Francis Osei-Appiah: "Education will set you free"
‘At the start of a 9 year sentence in 2002 I attended a workshop in HMYOI Feltham run by Outside Chance, an organisation which supports prisoners in moving away from re-offending on release. The message of the workshop - that education will set you free - touched me to the core and planted the idea in my head that I should use my time in prison wisely to educate myself so that on release I had options.
Ian from Outside Chance advised me to speak to the prison’s Education Department about Prisoners' Education Trust who might be able to help me whilst I was in prison and in 2004 I wrote to PET to apply for funding towards an Open University course.
When I received the letter from PET agreeing to fund me it made me the happiest young man in the prison. It really helped my self-esteem, which had been at an all time low. It felt amazing that somebody was giving me a second chance and not just “shutting the door” on me and my future. I went on to complete the Open University course that PET funded, before graduating with an Honours Degree in Health and Social Care in 2010, just in time for my release from prison.

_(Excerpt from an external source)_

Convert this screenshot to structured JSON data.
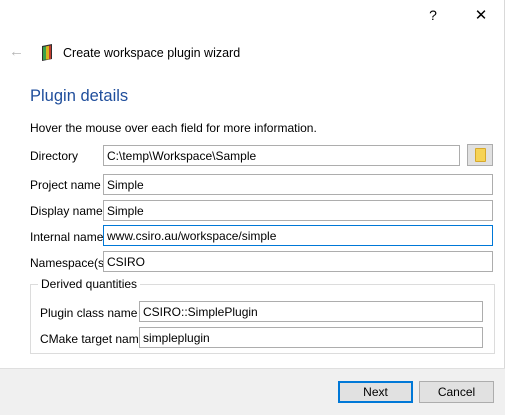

I left prison with the determination that I would use PET’s faith in me wisely and have never looked back. The sentence I served was my first time in prison and certainly my last! Thanks to PET’s investment in me, my degree got me a very good job in Social Care. In just 18 months of joining my employers, I achieved back-to-back promotions from being a Support Worker to now being a Manager, responsible for 15 employees and 8 service-users, each with learning disabilities and highly complex needs.

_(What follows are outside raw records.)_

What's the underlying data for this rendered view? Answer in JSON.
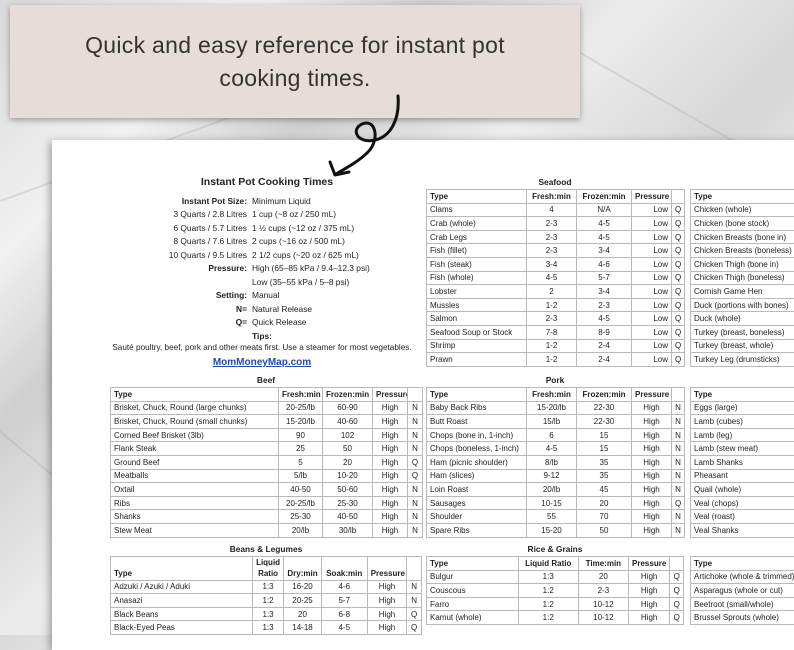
{
  "banner": {
    "text": "Quick and easy reference for instant pot cooking times."
  },
  "info": {
    "title": "Instant Pot Cooking Times",
    "rows": [
      {
        "k": "Instant Pot Size:",
        "v": "Minimum Liquid",
        "bold": true
      },
      {
        "k": "3 Quarts / 2.8 Litres",
        "v": "1 cup (~8 oz / 250 mL)",
        "bold": false
      },
      {
        "k": "6 Quarts / 5.7 Litres",
        "v": "1 ½ cups (~12 oz / 375 mL)",
        "bold": false
      },
      {
        "k": "8 Quarts / 7.6 Litres",
        "v": "2 cups (~16 oz / 500 mL)",
        "bold": false
      },
      {
        "k": "10 Quarts / 9.5 Litres",
        "v": "2 1/2 cups (~20 oz / 625 mL)",
        "bold": false
      },
      {
        "k": "Pressure:",
        "v": "High (65–85 kPa / 9.4–12.3 psi)",
        "bold": true
      },
      {
        "k": "",
        "v": "Low (35–55 kPa / 5–8 psi)",
        "bold": false
      },
      {
        "k": "Setting:",
        "v": "Manual",
        "bold": true
      },
      {
        "k": "N=",
        "v": "Natural Release",
        "bold": true
      },
      {
        "k": "Q=",
        "v": "Quick Release",
        "bold": true
      }
    ],
    "tips_title": "Tips:",
    "tips_text": "Sauté poultry, beef, pork and other meats first. Use a steamer for most vegetables.",
    "site": "MomMoneyMap.com"
  },
  "seafood": {
    "title": "Seafood",
    "headers": [
      "Type",
      "Fresh:min",
      "Frozen:min",
      "Pressure",
      ""
    ],
    "rows": [
      [
        "Clams",
        "4",
        "N/A",
        "Low",
        "Q"
      ],
      [
        "Crab (whole)",
        "2-3",
        "4-5",
        "Low",
        "Q"
      ],
      [
        "Crab Legs",
        "2-3",
        "4-5",
        "Low",
        "Q"
      ],
      [
        "Fish (fillet)",
        "2-3",
        "3-4",
        "Low",
        "Q"
      ],
      [
        "Fish (steak)",
        "3-4",
        "4-6",
        "Low",
        "Q"
      ],
      [
        "Fish (whole)",
        "4-5",
        "5-7",
        "Low",
        "Q"
      ],
      [
        "Lobster",
        "2",
        "3-4",
        "Low",
        "Q"
      ],
      [
        "Mussles",
        "1-2",
        "2-3",
        "Low",
        "Q"
      ],
      [
        "Salmon",
        "2-3",
        "4-5",
        "Low",
        "Q"
      ],
      [
        "Seafood Soup or Stock",
        "7-8",
        "8-9",
        "Low",
        "Q"
      ],
      [
        "Shrimp",
        "1-2",
        "2-4",
        "Low",
        "Q"
      ],
      [
        "Prawn",
        "1-2",
        "2-4",
        "Low",
        "Q"
      ]
    ]
  },
  "poultry": {
    "headers": [
      "Type"
    ],
    "rows": [
      "Chicken (whole)",
      "Chicken (bone stock)",
      "Chicken Breasts (bone in)",
      "Chicken Breasts (boneless)",
      "Chicken Thigh (bone in)",
      "Chicken Thigh (boneless)",
      "Cornish Game Hen",
      "Duck (portions with bones)",
      "Duck (whole)",
      "Turkey (breast, boneless)",
      "Turkey (breast, whole)",
      "Turkey Leg (drumsticks)"
    ]
  },
  "beef": {
    "title": "Beef",
    "headers": [
      "Type",
      "Fresh:min",
      "Frozen:min",
      "Pressure",
      ""
    ],
    "rows": [
      [
        "Brisket, Chuck, Round (large chunks)",
        "20-25/lb",
        "60-90",
        "High",
        "N"
      ],
      [
        "Brisket, Chuck, Round (small chunks)",
        "15-20/lb",
        "40-60",
        "High",
        "N"
      ],
      [
        "Corned Beef Brisket (3lb)",
        "90",
        "102",
        "High",
        "N"
      ],
      [
        "Flank Steak",
        "25",
        "50",
        "High",
        "N"
      ],
      [
        "Ground Beef",
        "5",
        "20",
        "High",
        "Q"
      ],
      [
        "Meatballs",
        "5/lb",
        "10-20",
        "High",
        "Q"
      ],
      [
        "Oxtail",
        "40-50",
        "50-60",
        "High",
        "N"
      ],
      [
        "Ribs",
        "20-25/lb",
        "25-30",
        "High",
        "N"
      ],
      [
        "Shanks",
        "25-30",
        "40-50",
        "High",
        "N"
      ],
      [
        "Stew Meat",
        "20/lb",
        "30/lb",
        "High",
        "N"
      ]
    ]
  },
  "pork": {
    "title": "Pork",
    "headers": [
      "Type",
      "Fresh:min",
      "Frozen:min",
      "Pressure",
      ""
    ],
    "rows": [
      [
        "Baby Back Ribs",
        "15-20/lb",
        "22-30",
        "High",
        "N"
      ],
      [
        "Butt Roast",
        "15/lb",
        "22-30",
        "High",
        "N"
      ],
      [
        "Chops (bone in, 1-inch)",
        "6",
        "15",
        "High",
        "N"
      ],
      [
        "Chops (boneless, 1-inch)",
        "4-5",
        "15",
        "High",
        "N"
      ],
      [
        "Ham (picnic shoulder)",
        "8/lb",
        "35",
        "High",
        "N"
      ],
      [
        "Ham (slices)",
        "9-12",
        "35",
        "High",
        "N"
      ],
      [
        "Loin Roast",
        "20/lb",
        "45",
        "High",
        "N"
      ],
      [
        "Sausages",
        "10-15",
        "20",
        "High",
        "Q"
      ],
      [
        "Shoulder",
        "55",
        "70",
        "High",
        "N"
      ],
      [
        "Spare Ribs",
        "15-20",
        "50",
        "High",
        "N"
      ]
    ]
  },
  "other": {
    "headers": [
      "Type"
    ],
    "rows": [
      "Eggs (large)",
      "Lamb (cubes)",
      "Lamb (leg)",
      "Lamb (stew meat)",
      "Lamb Shanks",
      "Pheasant",
      "Quail (whole)",
      "Veal (chops)",
      "Veal (roast)",
      "Veal Shanks"
    ]
  },
  "beans": {
    "title": "Beans & Legumes",
    "header_liquid_top": "Liquid",
    "headers": [
      "Type",
      "Ratio",
      "Dry:min",
      "Soak:min",
      "Pressure",
      ""
    ],
    "rows": [
      [
        "Adzuki / Azuki / Aduki",
        "1:3",
        "16-20",
        "4-6",
        "High",
        "N"
      ],
      [
        "Anasazi",
        "1:2",
        "20-25",
        "5-7",
        "High",
        "N"
      ],
      [
        "Black Beans",
        "1:3",
        "20",
        "6-8",
        "High",
        "Q"
      ],
      [
        "Black-Eyed Peas",
        "1:3",
        "14-18",
        "4-5",
        "High",
        "Q"
      ]
    ]
  },
  "rice": {
    "title": "Rice & Grains",
    "headers": [
      "Type",
      "Liquid Ratio",
      "Time:min",
      "Pressure",
      ""
    ],
    "rows": [
      [
        "Bulgur",
        "1:3",
        "20",
        "High",
        "Q"
      ],
      [
        "Couscous",
        "1:2",
        "2-3",
        "High",
        "Q"
      ],
      [
        "Farro",
        "1:2",
        "10-12",
        "High",
        "Q"
      ],
      [
        "Kamut (whole)",
        "1:2",
        "10-12",
        "High",
        "Q"
      ]
    ]
  },
  "veg": {
    "headers": [
      "Type"
    ],
    "rows": [
      "Artichoke (whole & trimmed)",
      "Asparagus (whole or cut)",
      "Beetroot (small/whole)",
      "Brussel Sprouts (whole)"
    ]
  }
}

Although I have a good standing in the community and I love my job, I wanted to do more, to give something back to my local community by helping to reduce offending in young people; my real passion. My life journey and my past experiences of the criminal justice system, coupled with my academic studies, gave me a solid base to take this knowledge into schools and youth groups, helping to reduce offending amongst young people and deter them from joining gangs as I had. I worked hard, saved from my salary and founded a charity whose aims and objectives are helping young people to see a better way of living their lives, to learn from my mistakes and to do well at school.
People comment on how much I have achieved since leaving prison and there is no question in my mind that much of that achievement can be laid at the door of PET who, despite never meeting me, had faith in what I could achieve'.